“Years ago, we heard from a student that a man with an English father went into an Irish pub. They added some black currant to the father’s Guinness and the father really enjoyed it. It grew from there. But most of them are just accidents that are recorded over time and re-used based on demand. Like the Black and Tan—a mix of Guinness and other ale…”
Roberts hesitated before pointing out the politically sensitive and slightly humourous nature of beer cocktail naming:
“…of course, you don’t call them ‘Black and Tans’ in Ireland. There, it’s just a ‘Half and Half.’”
When asked about some of the most popular beer cocktails they emphasize on their curriculum, Roberts and her co-owner Rob Berry pointed to the White Summer.
“It’s been around for about three years,” said Roberts. “It’s half Kronenbourg 1664 Blanc and half apple cider.”
“But you’d be surprised what you can mix into beer,” added Berry. “We tried some set-ups with pumpkin, balsamic vinegar, and even beet juice of all things. Depending on your tastes, they are worth a try to experience something new.”
Beer cocktails come in many forms but Roberts pointed to the fact there isn’t a great amount of new or increased beer mixology going on at present. The newer breweries themselves are the ones crafting the new concoctions in their own laboratories before putting them on the market place. This includes pre-made beer cocktails like the Shandy and various apple-beer mixes that can be bought in cans or bottles over-the-counter.

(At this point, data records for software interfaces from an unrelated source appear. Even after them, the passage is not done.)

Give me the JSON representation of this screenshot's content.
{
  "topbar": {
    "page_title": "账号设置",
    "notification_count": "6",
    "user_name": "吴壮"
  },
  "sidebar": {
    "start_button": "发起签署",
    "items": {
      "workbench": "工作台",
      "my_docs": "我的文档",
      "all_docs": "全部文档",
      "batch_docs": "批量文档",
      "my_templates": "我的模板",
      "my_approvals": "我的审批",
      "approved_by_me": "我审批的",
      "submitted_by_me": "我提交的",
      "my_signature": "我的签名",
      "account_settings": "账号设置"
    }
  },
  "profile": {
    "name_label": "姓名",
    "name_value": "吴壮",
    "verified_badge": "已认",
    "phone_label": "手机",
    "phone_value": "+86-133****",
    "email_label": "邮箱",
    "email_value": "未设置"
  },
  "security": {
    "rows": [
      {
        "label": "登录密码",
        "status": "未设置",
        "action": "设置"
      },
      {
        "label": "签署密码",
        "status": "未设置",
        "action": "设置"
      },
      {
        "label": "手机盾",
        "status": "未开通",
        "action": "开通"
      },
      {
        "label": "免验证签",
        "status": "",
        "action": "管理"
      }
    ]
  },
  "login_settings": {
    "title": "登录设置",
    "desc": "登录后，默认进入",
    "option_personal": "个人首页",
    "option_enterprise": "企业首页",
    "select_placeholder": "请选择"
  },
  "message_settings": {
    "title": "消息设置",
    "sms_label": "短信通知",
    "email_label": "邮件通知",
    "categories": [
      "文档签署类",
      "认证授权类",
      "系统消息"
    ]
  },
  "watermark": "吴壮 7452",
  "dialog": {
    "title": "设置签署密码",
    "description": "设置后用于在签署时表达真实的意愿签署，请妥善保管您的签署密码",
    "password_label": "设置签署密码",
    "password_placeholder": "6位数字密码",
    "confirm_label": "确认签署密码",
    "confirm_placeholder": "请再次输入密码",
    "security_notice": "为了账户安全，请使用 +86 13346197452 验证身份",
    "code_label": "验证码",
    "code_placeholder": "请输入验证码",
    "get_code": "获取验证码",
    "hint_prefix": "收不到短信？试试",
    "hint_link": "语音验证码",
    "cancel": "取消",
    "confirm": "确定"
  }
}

“There’s no great expanded or new demand for beer cocktails in the bars today, nor for the students learning mixology,” she said. “The new breweries are doing their own flavour experimentations with various existing beer recipes, and they seem to be doing a good job with them. I suppose, if anything, you’ll likely see more selections of those types of beer-flavour combinations on store shelves.”